A key issue in university environments is microphone battery life as no one wants a microphone to fail mid-way through a lecture. However, as devices are being used regularly throughout the day by different users, it is easy to see how they could end up low on charge or being accidentally removed from a room.
In addition to opting for systems that have a long battery life and are easy to charge, this is again where the ability to remotely monitor and manage kit comes into its own. MXW, for example, has a 10 hour plus battery life and is charged simply by placing it into the charging station. As these chargers are networked it is easy to accurately monitor their status to see how much charge is left on each device and if it will last for the duration of a session.
As well as operating on a room-by-room basis, it is also possible to take a campus-wide approach to monitoring. With Wireless Workbench, AV technicians can set up their dashboard to accurately see what is going on at any location across the campus and create alerts to highlight any issues.
So if, for example, a microphone is missing, the alert will highlight which mic it is and where it’s missing from, avoiding any potential delays to classes taking place in that room. It is also possible to carry out a building scan each morning to make users aware of any issues and if any mics need charging. This will have a huge effect on the productivity and efficiency of AV teams, enabling them to manage large amounts of kit from a central location, prioritize their activities and avoid any disruption to workflows.

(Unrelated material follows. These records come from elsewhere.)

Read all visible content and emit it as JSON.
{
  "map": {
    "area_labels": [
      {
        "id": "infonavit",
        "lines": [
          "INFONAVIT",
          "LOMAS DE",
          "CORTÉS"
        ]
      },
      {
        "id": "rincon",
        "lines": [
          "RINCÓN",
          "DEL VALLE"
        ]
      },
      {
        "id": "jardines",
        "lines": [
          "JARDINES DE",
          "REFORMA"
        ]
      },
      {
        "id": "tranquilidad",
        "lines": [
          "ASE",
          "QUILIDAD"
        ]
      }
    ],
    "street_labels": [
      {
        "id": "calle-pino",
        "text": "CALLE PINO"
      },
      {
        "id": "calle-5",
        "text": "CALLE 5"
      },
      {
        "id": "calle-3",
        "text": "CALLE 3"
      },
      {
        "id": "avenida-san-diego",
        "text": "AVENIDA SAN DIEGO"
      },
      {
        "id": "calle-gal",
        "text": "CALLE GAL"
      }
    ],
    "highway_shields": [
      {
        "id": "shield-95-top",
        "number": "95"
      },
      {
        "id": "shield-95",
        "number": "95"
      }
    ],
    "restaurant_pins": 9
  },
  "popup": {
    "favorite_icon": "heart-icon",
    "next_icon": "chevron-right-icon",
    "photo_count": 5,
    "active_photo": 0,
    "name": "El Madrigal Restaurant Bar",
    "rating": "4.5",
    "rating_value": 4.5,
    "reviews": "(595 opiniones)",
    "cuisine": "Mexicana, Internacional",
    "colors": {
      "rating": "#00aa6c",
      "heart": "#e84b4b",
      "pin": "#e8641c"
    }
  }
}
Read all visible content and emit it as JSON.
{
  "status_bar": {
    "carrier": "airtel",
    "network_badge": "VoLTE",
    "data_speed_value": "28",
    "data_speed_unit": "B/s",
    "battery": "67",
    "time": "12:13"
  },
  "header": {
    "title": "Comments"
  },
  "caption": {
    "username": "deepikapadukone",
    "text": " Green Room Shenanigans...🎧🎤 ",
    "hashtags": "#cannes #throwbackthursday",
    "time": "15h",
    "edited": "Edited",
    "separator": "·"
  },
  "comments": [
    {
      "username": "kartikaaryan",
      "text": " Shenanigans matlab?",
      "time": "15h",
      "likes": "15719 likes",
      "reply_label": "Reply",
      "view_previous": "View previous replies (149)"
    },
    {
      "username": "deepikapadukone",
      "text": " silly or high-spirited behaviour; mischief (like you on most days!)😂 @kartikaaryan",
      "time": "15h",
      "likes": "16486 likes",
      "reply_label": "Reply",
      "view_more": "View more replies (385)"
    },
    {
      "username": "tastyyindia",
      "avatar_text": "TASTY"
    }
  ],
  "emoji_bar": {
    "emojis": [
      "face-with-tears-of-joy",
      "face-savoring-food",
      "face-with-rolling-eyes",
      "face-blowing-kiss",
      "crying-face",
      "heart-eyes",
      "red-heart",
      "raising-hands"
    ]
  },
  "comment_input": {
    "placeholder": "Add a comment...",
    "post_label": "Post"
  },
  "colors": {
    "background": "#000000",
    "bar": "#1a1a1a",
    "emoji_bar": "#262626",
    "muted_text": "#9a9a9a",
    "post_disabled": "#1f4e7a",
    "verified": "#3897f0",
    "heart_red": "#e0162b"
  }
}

Wireless systems are undoubtedly helping to transform the higher education experience, allowing voices to be clearly heard and ideas to be shared. To that extent, besides a portfolio of high quality, networked wireless microphone systems, Shure is committed to demystifying the world of wireless and offers many educational sessions to help with this.
Find out more about wireless technology by attending a Shure Audio Institute seminar.